Task requirements
In the entries below, every line with the string "DIANLIUBIAO" is to be reported.

***** Given information

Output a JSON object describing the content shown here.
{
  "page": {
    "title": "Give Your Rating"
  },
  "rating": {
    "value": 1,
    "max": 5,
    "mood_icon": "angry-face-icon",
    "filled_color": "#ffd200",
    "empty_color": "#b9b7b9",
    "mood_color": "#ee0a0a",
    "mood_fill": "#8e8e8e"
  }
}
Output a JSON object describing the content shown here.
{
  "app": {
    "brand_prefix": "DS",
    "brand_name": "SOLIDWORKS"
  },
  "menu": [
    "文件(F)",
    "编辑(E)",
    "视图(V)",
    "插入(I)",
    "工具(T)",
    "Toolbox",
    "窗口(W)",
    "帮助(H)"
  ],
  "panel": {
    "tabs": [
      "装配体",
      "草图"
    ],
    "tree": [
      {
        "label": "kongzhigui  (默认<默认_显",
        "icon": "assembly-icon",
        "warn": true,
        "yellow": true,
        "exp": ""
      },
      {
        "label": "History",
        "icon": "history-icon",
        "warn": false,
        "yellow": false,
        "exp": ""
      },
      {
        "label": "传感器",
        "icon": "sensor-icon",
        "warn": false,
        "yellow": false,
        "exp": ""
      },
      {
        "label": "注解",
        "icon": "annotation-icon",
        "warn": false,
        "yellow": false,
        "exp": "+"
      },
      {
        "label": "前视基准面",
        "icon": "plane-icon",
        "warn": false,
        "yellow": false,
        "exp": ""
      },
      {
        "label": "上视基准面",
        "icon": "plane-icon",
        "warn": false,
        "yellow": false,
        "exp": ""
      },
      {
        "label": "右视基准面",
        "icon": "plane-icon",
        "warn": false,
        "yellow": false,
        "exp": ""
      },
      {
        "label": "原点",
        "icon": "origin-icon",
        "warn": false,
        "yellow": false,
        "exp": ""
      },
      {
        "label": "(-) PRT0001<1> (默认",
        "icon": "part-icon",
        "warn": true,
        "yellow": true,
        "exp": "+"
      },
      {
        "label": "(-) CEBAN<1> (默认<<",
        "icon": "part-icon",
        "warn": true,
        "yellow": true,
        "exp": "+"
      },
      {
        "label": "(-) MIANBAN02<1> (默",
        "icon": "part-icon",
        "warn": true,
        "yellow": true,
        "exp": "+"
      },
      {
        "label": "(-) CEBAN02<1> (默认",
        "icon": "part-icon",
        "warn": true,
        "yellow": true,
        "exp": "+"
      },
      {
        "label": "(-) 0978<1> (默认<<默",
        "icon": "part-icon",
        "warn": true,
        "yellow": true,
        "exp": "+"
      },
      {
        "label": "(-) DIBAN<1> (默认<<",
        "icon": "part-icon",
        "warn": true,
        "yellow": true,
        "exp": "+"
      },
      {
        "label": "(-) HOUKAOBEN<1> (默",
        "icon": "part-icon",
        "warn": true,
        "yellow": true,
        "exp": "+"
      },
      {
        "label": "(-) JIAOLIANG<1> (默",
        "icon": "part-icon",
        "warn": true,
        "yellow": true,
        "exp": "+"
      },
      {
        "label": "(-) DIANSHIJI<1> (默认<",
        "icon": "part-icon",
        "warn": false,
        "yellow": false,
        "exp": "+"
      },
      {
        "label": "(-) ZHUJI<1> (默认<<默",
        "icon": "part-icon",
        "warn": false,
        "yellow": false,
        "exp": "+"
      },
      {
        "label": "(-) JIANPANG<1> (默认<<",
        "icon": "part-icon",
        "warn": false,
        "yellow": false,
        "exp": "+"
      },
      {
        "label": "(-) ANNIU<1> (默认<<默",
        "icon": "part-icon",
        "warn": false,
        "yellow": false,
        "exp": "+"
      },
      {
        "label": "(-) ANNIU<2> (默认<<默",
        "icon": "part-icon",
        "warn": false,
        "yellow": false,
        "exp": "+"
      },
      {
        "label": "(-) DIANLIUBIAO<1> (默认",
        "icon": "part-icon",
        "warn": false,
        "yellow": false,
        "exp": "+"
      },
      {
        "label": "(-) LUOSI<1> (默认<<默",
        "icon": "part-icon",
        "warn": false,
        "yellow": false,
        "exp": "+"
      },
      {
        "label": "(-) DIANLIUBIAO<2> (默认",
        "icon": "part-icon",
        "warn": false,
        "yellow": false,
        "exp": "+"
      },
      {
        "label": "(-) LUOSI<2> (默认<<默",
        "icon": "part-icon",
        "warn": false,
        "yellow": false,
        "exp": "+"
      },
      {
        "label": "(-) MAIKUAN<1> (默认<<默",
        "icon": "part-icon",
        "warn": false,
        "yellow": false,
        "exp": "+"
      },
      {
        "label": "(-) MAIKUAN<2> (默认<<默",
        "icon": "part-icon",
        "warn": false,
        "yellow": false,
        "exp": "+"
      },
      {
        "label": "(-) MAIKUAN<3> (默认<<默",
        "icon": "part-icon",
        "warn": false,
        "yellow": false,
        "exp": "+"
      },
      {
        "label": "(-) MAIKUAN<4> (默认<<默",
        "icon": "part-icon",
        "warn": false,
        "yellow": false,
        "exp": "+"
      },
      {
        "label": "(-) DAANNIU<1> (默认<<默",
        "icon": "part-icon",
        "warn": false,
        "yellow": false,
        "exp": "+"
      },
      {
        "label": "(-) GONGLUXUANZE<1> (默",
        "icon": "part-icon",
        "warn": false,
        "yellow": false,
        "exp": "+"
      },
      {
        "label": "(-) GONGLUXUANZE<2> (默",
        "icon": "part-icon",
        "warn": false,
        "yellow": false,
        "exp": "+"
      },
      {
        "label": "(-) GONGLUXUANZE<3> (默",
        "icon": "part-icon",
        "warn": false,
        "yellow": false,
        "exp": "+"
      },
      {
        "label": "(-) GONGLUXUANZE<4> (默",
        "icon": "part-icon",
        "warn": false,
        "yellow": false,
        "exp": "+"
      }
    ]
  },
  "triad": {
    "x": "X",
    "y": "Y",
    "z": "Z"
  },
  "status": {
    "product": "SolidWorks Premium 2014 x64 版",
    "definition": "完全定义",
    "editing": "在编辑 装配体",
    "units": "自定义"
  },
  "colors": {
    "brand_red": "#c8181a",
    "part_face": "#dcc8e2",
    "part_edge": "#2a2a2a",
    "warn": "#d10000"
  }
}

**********

Exercise output
        "label": "(-) DIANLIUBIAO<1> (默认",
        "label": "(-) DIANLIUBIAO<2> (默认",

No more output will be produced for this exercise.